A variety of research studies support the social penetration theory, and justify idea it proposes on levels of self-disclosure.
Researchers Tang & Wang (2012) suggest, that even though technology and anonymity on the internet and social media platforms have become an everyday method of communication.
When social penetration theory was applied to the context of internet blogging, it revealed that bloggers disclose their thoughts, feelings, and experiences to their best friends in the real world with more depth and sincerity, than they did their online audiences (p. 247).
This supports social penetration theory in that it reveals that online acquaintances are not privy to the same level of intimate knowledge as a person in the bloggers real-life inner circle.
Trefalt (2013) also confirms the validity of social penetration theory in her research related to work and non-work co-worker relationships.
She used four categories to exemplify relationships in the workplace: new, leery, close, and establish.
In the interviews she conducted with members of a law firm, she found that the social boundaries between co-workers became less constrained as they moved towards a more established relationship (pp. 1809-1812).
Criticisms of Social Penetration Theory
Some have argued that the theory fails to account for the complexity of relationships and the fact that relationships can progress at different speeds.
Additionally, critics have commented that the theory does not explain the nuances of why some relationships are more successful than others.
Furthermore, the theory is based on the assumption that all relationships progress in the same manner, which may not be the reality of all relationships.
In reference to the limited scope of the social penetration theory, Greene & Carpenter (2016) suggest that the theory is only applicable to the explanation of early stages of relationship building and how some romantic relationships grow over time; it does not apply well with regards to more complex connections such as coworkers, neighbors, or online acquaintances who interact on the internet .
They say that there is a statistical lack of evidence to support the theory, and they argue that the deepening of some relationships does not follow a linear pattern (Greene & Carpenter, 2016, p.4-5).
Modern academics are also finding that the social penetration theory has become dated in its approach to relationships.

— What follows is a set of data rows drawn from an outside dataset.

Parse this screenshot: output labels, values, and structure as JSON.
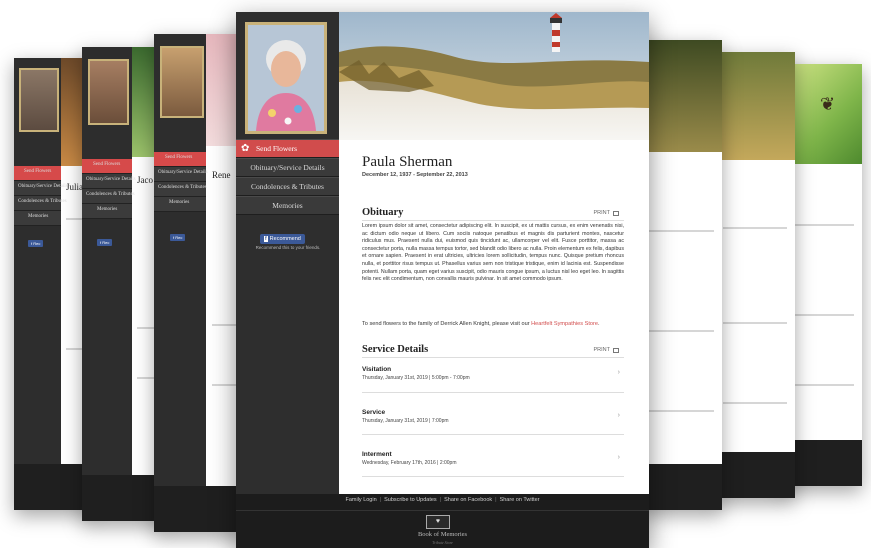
{
  "main": {
    "sidebar": {
      "send_flowers": "Send Flowers",
      "nav": [
        "Obituary/Service Details",
        "Condolences & Tributes",
        "Memories"
      ],
      "facebook_button": "Recommend",
      "facebook_caption": "Recommend this to your friends."
    },
    "name": "Paula Sherman",
    "dates": "December 12, 1937 - September 22, 2013",
    "obituary": {
      "title": "Obituary",
      "print": "PRINT",
      "text": "Lorem ipsum dolor sit amet, consectetur adipiscing elit. In suscipit, ex ut mattis cursus, ex enim venenatis nisi, ac dictum odio neque ut libero. Cum sociis natoque penatibus et magnis dis parturient montes, nascetur ridiculus mus. Praesent nulla dui, euismod quis tincidunt ac, ullamcorper vel elit. Fusce porttitor, massa ac consectetur porta, nulla massa tempus tortor, sed blandit odio libero ac nulla. Proin elementum ex felis, dapibus et ornare sapien. Praesent in erat ultricies, ultricies lorem sollicitudin, tempus nunc. Quisque pretium rhoncus nulla, et porttitor risus tempus ut. Phasellus varius sem non tristique tristique, enim id lacinia est. Suspendisse potenti. Nullam porta, quam eget varius suscipit, odio mauris congue ipsum, a luctus nisl leo eget leo. In sagittis felis nec elit condimentum, non convallis mauris pulvinar. In sit amet commodo ipsum.",
      "send_prefix": "To send flowers to the family of Derrick Allen Knight, please visit our",
      "send_link": "Heartfelt Sympathies Store",
      "send_suffix": "."
    },
    "services": {
      "title": "Service Details",
      "print": "PRINT",
      "items": [
        {
          "title": "Visitation",
          "date": "Thursday, January 31st, 2019 | 5:00pm - 7:00pm"
        },
        {
          "title": "Service",
          "date": "Thursday, January 31st, 2019 | 7:00pm"
        },
        {
          "title": "Interment",
          "date": "Wednesday, February 17th, 2016 | 2:00pm"
        }
      ]
    },
    "footer": {
      "links": [
        "Family Login",
        "Subscribe to Updates",
        "Share on Facebook",
        "Share on Twitter"
      ],
      "brand": "Book of Memories",
      "brand_sub": "Tribute Store"
    }
  },
  "background_pages": {
    "left_names": [
      "Julia",
      "Jaco",
      "Rene"
    ],
    "labels": [
      "Send Flowers",
      "Obituary/Service Details",
      "Condolences & Tributes",
      "Memories"
    ]
  },
  "colors": {
    "accent": "#d14c4c",
    "sidebar": "#2e2e2e",
    "footer": "#1c1c1c",
    "frame": "#c9b27a"
  }
}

Panos (2014) remarks that social penetration theory was originally describing:
“…one-to-one and face-to-face contexts of communication…this classical model does not seem to fit well with the one-to-many modes of communicating of SNS” that exist in the modern world (p.188).
Akrout, H., Diallo, M. F., Akrout, W., & Chandon, J. L. (2016). Affective trust in buyer-seller relationships: a two-dimensional scale. Journal of Business &Amp; Industrial Marketing, 31(2), 260–273. https://doi.org/10.1108/jbim-11-2014-0223
Altman, I. (1973). Social penetration: The development of interpersonal relationships. Holt, Rinehart and Winston.
Carpenter, A., & Greene, K. (2015). Social Penetration Theory. The International Encyclopedia of Interpersonal Communication, 1–4. https://doi.org/10.1002/9781118540190.wbeic160
Mangus, S. M., Bock, D. E., Jones, E., & Folse, J. A. G. (2020). Examining the effects of mutual information sharing and relationship empathy: A social penetration theory perspective. Journal of Business Research, 109, 375– 384. https://doi.org/10.1016/j.jbusres.2019.12.019
Pennington, N. (2021). Extending Social Penetration Theory to Facebook. The Journal of Social Media in Society, Vol. 10(No. 2), 325–343.
Panos, D. (2014). “I” on the Web: Social Penetration Theory Revisited. Mediterranean Journal of Social Sciences. https://doi.org/10.5901/mjss.2014.v5n19p185
Tang, J. H., & Wang, C. C. (2012). Self-Disclosure Among Bloggers: Re-Examination of Social Penetration Theory. Cyberpsychology, Behavior, and Social Networking, 15(5), 245–250. https://doi.org/10.1089/cyber.2011.0403
Trefalt, P. (2013). Between You and Me: Setting Work-Nonwork Boundaries in the Context of Workplace Relationships. Academy of Management Journal, 56(6), 1802–1829. https://doi.org/10.5465/amj.2011.0298